(Component data from apps and pages)

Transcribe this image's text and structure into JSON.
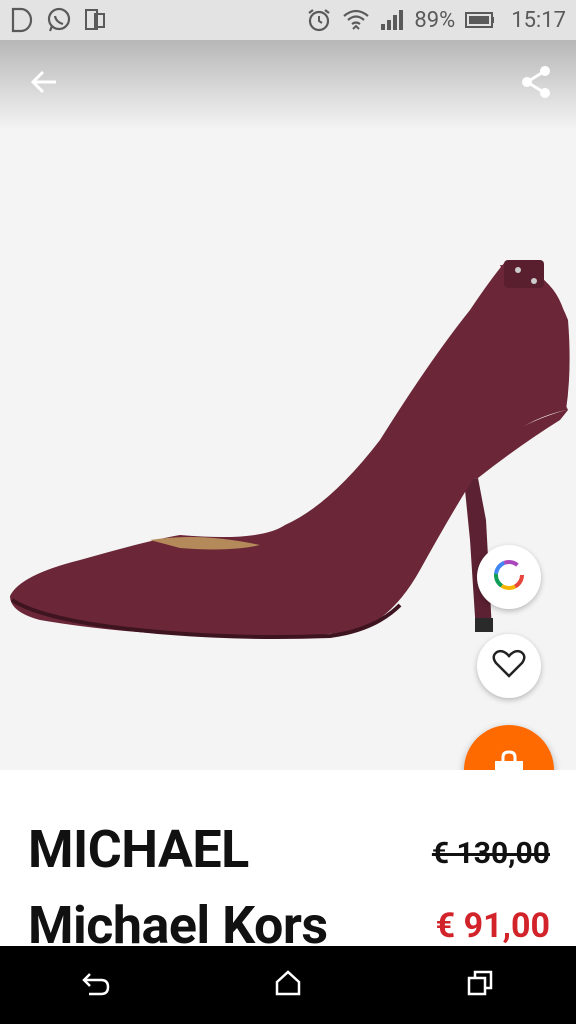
{
  "status_bar": {
    "time": "15:17",
    "battery": "89%",
    "icons": [
      "d-letter-icon",
      "whatsapp-icon",
      "phone-sync-icon",
      "alarm-icon",
      "wifi-icon",
      "signal-icon",
      "battery-icon"
    ]
  },
  "product": {
    "brand": "MICHAEL Michael Kors",
    "price_original": "€ 130,00",
    "price_sale": "€ 91,00",
    "image_color": "#6b2738"
  },
  "actions": {
    "back": "back-arrow-icon",
    "share": "share-icon",
    "color": "color-wheel-icon",
    "wishlist": "heart-icon",
    "cart": "shopping-bag-icon"
  },
  "colors": {
    "accent": "#ff6a00",
    "sale_price": "#d2232a"
  }
}
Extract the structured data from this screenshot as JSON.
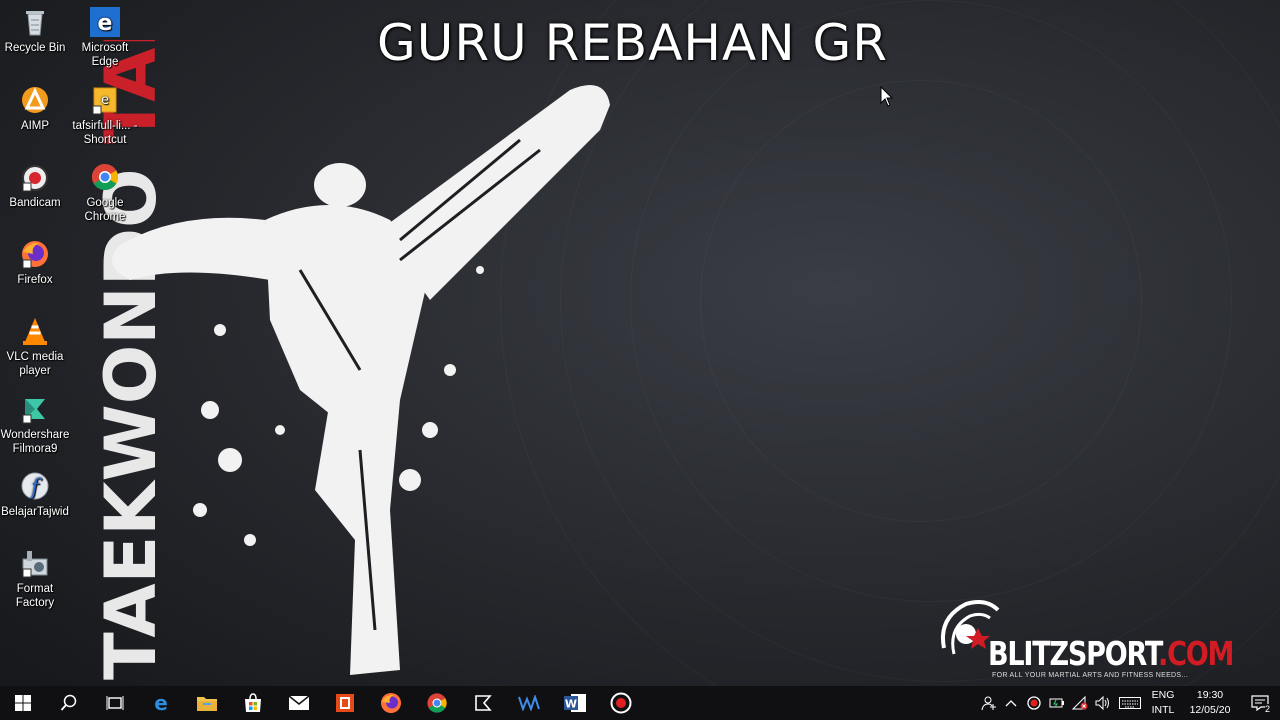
{
  "overlay": {
    "title": "GURU REBAHAN GR"
  },
  "wallpaper": {
    "vertical_text_red": "TAEKWONDO",
    "vertical_text_white": "TAEKWONDO",
    "brand_main": "BLITZSPORT",
    "brand_suffix": ".COM",
    "brand_tagline": "FOR ALL YOUR MARTIAL ARTS AND FITNESS NEEDS...",
    "accent": "#c9202a"
  },
  "desktop_icons": [
    {
      "label": "Recycle Bin",
      "icon": "recycle-bin-icon"
    },
    {
      "label": "Microsoft Edge",
      "icon": "edge-icon"
    },
    {
      "label": "AIMP",
      "icon": "aimp-icon"
    },
    {
      "label": "tafsirfull-li... - Shortcut",
      "icon": "shortcut-file-icon"
    },
    {
      "label": "Bandicam",
      "icon": "bandicam-icon"
    },
    {
      "label": "Google Chrome",
      "icon": "chrome-icon"
    },
    {
      "label": "Firefox",
      "icon": "firefox-icon"
    },
    {
      "label": "VLC media player",
      "icon": "vlc-icon"
    },
    {
      "label": "Wondershare Filmora9",
      "icon": "filmora-icon"
    },
    {
      "label": "BelajarTajwid",
      "icon": "flash-icon"
    },
    {
      "label": "Format Factory",
      "icon": "format-factory-icon"
    }
  ],
  "taskbar": {
    "apps": [
      "start",
      "search",
      "task-view",
      "edge",
      "file-explorer",
      "store",
      "mail",
      "office",
      "firefox",
      "chrome",
      "filmora",
      "wavepad",
      "word",
      "bandicam"
    ],
    "lang_1": "ENG",
    "lang_2": "INTL",
    "time": "19:30",
    "date": "12/05/20",
    "notifications": "2"
  }
}
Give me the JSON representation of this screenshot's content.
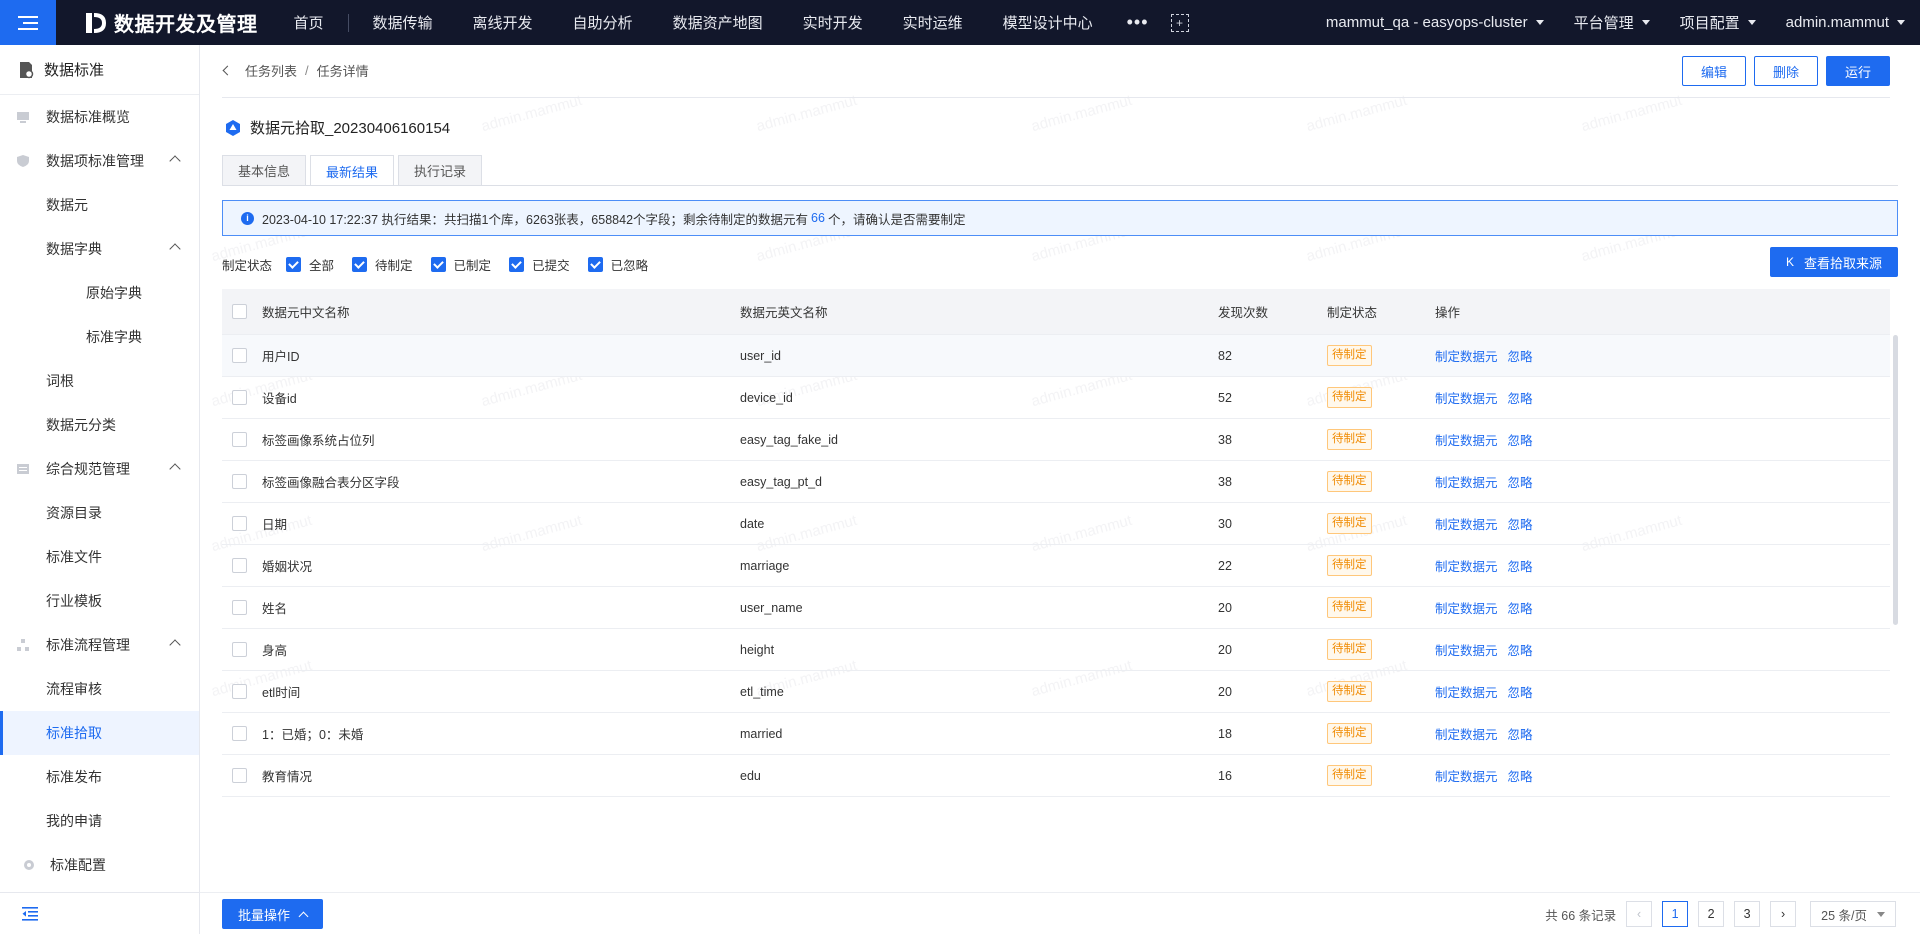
{
  "app": {
    "title": "数据开发及管理",
    "nav": [
      "首页",
      "数据传输",
      "离线开发",
      "自助分析",
      "数据资产地图",
      "实时开发",
      "实时运维",
      "模型设计中心"
    ],
    "cluster": "mammut_qa - easyops-cluster",
    "platform": "平台管理",
    "project": "项目配置",
    "user": "admin.mammut"
  },
  "sidebar": {
    "header": "数据标准",
    "items": [
      {
        "label": "数据标准概览"
      },
      {
        "label": "数据项标准管理"
      },
      {
        "label": "数据元"
      },
      {
        "label": "数据字典"
      },
      {
        "label": "原始字典"
      },
      {
        "label": "标准字典"
      },
      {
        "label": "词根"
      },
      {
        "label": "数据元分类"
      },
      {
        "label": "综合规范管理"
      },
      {
        "label": "资源目录"
      },
      {
        "label": "标准文件"
      },
      {
        "label": "行业模板"
      },
      {
        "label": "标准流程管理"
      },
      {
        "label": "流程审核"
      },
      {
        "label": "标准拾取"
      },
      {
        "label": "标准发布"
      },
      {
        "label": "我的申请"
      },
      {
        "label": "标准配置"
      }
    ]
  },
  "breadcrumb": {
    "parent": "任务列表",
    "sep": "/",
    "current": "任务详情"
  },
  "actions": {
    "edit": "编辑",
    "delete": "删除",
    "run": "运行"
  },
  "task": {
    "title": "数据元拾取_20230406160154"
  },
  "tabs": [
    "基本信息",
    "最新结果",
    "执行记录"
  ],
  "alert": {
    "prefix": "2023-04-10 17:22:37 执行结果：共扫描1个库，6263张表，658842个字段；剩余待制定的数据元有",
    "count": "66",
    "suffix": "个，请确认是否需要制定"
  },
  "filter": {
    "label": "制定状态",
    "options": [
      "全部",
      "待制定",
      "已制定",
      "已提交",
      "已忽略"
    ]
  },
  "view_source": "查看拾取来源",
  "table": {
    "headers": [
      "数据元中文名称",
      "数据元英文名称",
      "发现次数",
      "制定状态",
      "操作"
    ],
    "rows": [
      {
        "cn": "用户ID",
        "en": "user_id",
        "count": "82",
        "status": "待制定"
      },
      {
        "cn": "设备id",
        "en": "device_id",
        "count": "52",
        "status": "待制定"
      },
      {
        "cn": "标签画像系统占位列",
        "en": "easy_tag_fake_id",
        "count": "38",
        "status": "待制定"
      },
      {
        "cn": "标签画像融合表分区字段",
        "en": "easy_tag_pt_d",
        "count": "38",
        "status": "待制定"
      },
      {
        "cn": "日期",
        "en": "date",
        "count": "30",
        "status": "待制定"
      },
      {
        "cn": "婚姻状况",
        "en": "marriage",
        "count": "22",
        "status": "待制定"
      },
      {
        "cn": "姓名",
        "en": "user_name",
        "count": "20",
        "status": "待制定"
      },
      {
        "cn": "身高",
        "en": "height",
        "count": "20",
        "status": "待制定"
      },
      {
        "cn": "etl时间",
        "en": "etl_time",
        "count": "20",
        "status": "待制定"
      },
      {
        "cn": "1：已婚；0：未婚",
        "en": "married",
        "count": "18",
        "status": "待制定"
      },
      {
        "cn": "教育情况",
        "en": "edu",
        "count": "16",
        "status": "待制定"
      }
    ],
    "op_define": "制定数据元",
    "op_ignore": "忽略"
  },
  "footer": {
    "batch": "批量操作",
    "total": "共 66 条记录",
    "pages": [
      "1",
      "2",
      "3"
    ],
    "page_size": "25 条/页"
  },
  "watermark": "admin.mammut",
  "colors": {
    "accent": "#1e6bf0",
    "topbar": "#12172b",
    "pending": "#f08a00"
  }
}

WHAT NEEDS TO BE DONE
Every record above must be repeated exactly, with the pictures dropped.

RESPONSE AREA
Transcribe this image's text and structure into JSON.
{
  "status_bar": {
    "time": "15:17",
    "battery": "89%",
    "icons": [
      "d-letter-icon",
      "whatsapp-icon",
      "phone-sync-icon",
      "alarm-icon",
      "wifi-icon",
      "signal-icon",
      "battery-icon"
    ]
  },
  "product": {
    "brand": "MICHAEL Michael Kors",
    "price_original": "€ 130,00",
    "price_sale": "€ 91,00",
    "image_color": "#6b2738"
  },
  "actions": {
    "back": "back-arrow-icon",
    "share": "share-icon",
    "color": "color-wheel-icon",
    "wishlist": "heart-icon",
    "cart": "shopping-bag-icon"
  },
  "colors": {
    "accent": "#ff6a00",
    "sale_price": "#d2232a"
  }
}
Extract the structured data from this screenshot as JSON.
{
  "overlay": {
    "title": "GURU REBAHAN GR"
  },
  "wallpaper": {
    "vertical_text_red": "TAEKWONDO",
    "vertical_text_white": "TAEKWONDO",
    "brand_main": "BLITZSPORT",
    "brand_suffix": ".COM",
    "brand_tagline": "FOR ALL YOUR MARTIAL ARTS AND FITNESS NEEDS...",
    "accent": "#c9202a"
  },
  "desktop_icons": [
    {
      "label": "Recycle Bin",
      "icon": "recycle-bin-icon"
    },
    {
      "label": "Microsoft Edge",
      "icon": "edge-icon"
    },
    {
      "label": "AIMP",
      "icon": "aimp-icon"
    },
    {
      "label": "tafsirfull-li... - Shortcut",
      "icon": "shortcut-file-icon"
    },
    {
      "label": "Bandicam",
      "icon": "bandicam-icon"
    },
    {
      "label": "Google Chrome",
      "icon": "chrome-icon"
    },
    {
      "label": "Firefox",
      "icon": "firefox-icon"
    },
    {
      "label": "VLC media player",
      "icon": "vlc-icon"
    },
    {
      "label": "Wondershare Filmora9",
      "icon": "filmora-icon"
    },
    {
      "label": "BelajarTajwid",
      "icon": "flash-icon"
    },
    {
      "label": "Format Factory",
      "icon": "format-factory-icon"
    }
  ],
  "taskbar": {
    "apps": [
      "start",
      "search",
      "task-view",
      "edge",
      "file-explorer",
      "store",
      "mail",
      "office",
      "firefox",
      "chrome",
      "filmora",
      "wavepad",
      "word",
      "bandicam"
    ],
    "lang_1": "ENG",
    "lang_2": "INTL",
    "time": "19:30",
    "date": "12/05/20",
    "notifications": "2"
  }
}
Give me the JSON representation of this screenshot's content.
{
  "app": {
    "title": "数据开发及管理",
    "nav": [
      "首页",
      "数据传输",
      "离线开发",
      "自助分析",
      "数据资产地图",
      "实时开发",
      "实时运维",
      "模型设计中心"
    ],
    "cluster": "mammut_qa - easyops-cluster",
    "platform": "平台管理",
    "project": "项目配置",
    "user": "admin.mammut"
  },
  "sidebar": {
    "header": "数据标准",
    "items": [
      {
        "label": "数据标准概览"
      },
      {
        "label": "数据项标准管理"
      },
      {
        "label": "数据元"
      },
      {
        "label": "数据字典"
      },
      {
        "label": "原始字典"
      },
      {
        "label": "标准字典"
      },
      {
        "label": "词根"
      },
      {
        "label": "数据元分类"
      },
      {
        "label": "综合规范管理"
      },
      {
        "label": "资源目录"
      },
      {
        "label": "标准文件"
      },
      {
        "label": "行业模板"
      },
      {
        "label": "标准流程管理"
      },
      {
        "label": "流程审核"
      },
      {
        "label": "标准拾取"
      },
      {
        "label": "标准发布"
      },
      {
        "label": "我的申请"
      },
      {
        "label": "标准配置"
      }
    ]
  },
  "breadcrumb": {
    "parent": "任务列表",
    "sep": "/",
    "current": "任务详情"
  },
  "actions": {
    "edit": "编辑",
    "delete": "删除",
    "run": "运行"
  },
  "task": {
    "title": "数据元拾取_20230406160154"
  },
  "tabs": [
    "基本信息",
    "最新结果",
    "执行记录"
  ],
  "alert": {
    "prefix": "2023-04-10 17:22:37 执行结果：共扫描1个库，6263张表，658842个字段；剩余待制定的数据元有",
    "count": "66",
    "suffix": "个，请确认是否需要制定"
  },
  "filter": {
    "label": "制定状态",
    "options": [
      "全部",
      "待制定",
      "已制定",
      "已提交",
      "已忽略"
    ]
  },
  "view_source": "查看拾取来源",
  "table": {
    "headers": [
      "数据元中文名称",
      "数据元英文名称",
      "发现次数",
      "制定状态",
      "操作"
    ],
    "rows": [
      {
        "cn": "用户ID",
        "en": "user_id",
        "count": "82",
        "status": "待制定"
      },
      {
        "cn": "设备id",
        "en": "device_id",
        "count": "52",
        "status": "待制定"
      },
      {
        "cn": "标签画像系统占位列",
        "en": "easy_tag_fake_id",
        "count": "38",
        "status": "待制定"
      },
      {
        "cn": "标签画像融合表分区字段",
        "en": "easy_tag_pt_d",
        "count": "38",
        "status": "待制定"
      },
      {
        "cn": "日期",
        "en": "date",
        "count": "30",
        "status": "待制定"
      },
      {
        "cn": "婚姻状况",
        "en": "marriage",
        "count": "22",
        "status": "待制定"
      },
      {
        "cn": "姓名",
        "en": "user_name",
        "count": "20",
        "status": "待制定"
      },
      {
        "cn": "身高",
        "en": "height",
        "count": "20",
        "status": "待制定"
      },
      {
        "cn": "etl时间",
        "en": "etl_time",
        "count": "20",
        "status": "待制定"
      },
      {
        "cn": "1：已婚；0：未婚",
        "en": "married",
        "count": "18",
        "status": "待制定"
      },
      {
        "cn": "教育情况",
        "en": "edu",
        "count": "16",
        "status": "待制定"
      }
    ],
    "op_define": "制定数据元",
    "op_ignore": "忽略"
  },
  "footer": {
    "batch": "批量操作",
    "total": "共 66 条记录",
    "pages": [
      "1",
      "2",
      "3"
    ],
    "page_size": "25 条/页"
  },
  "watermark": "admin.mammut",
  "colors": {
    "accent": "#1e6bf0",
    "topbar": "#12172b",
    "pending": "#f08a00"
  }
}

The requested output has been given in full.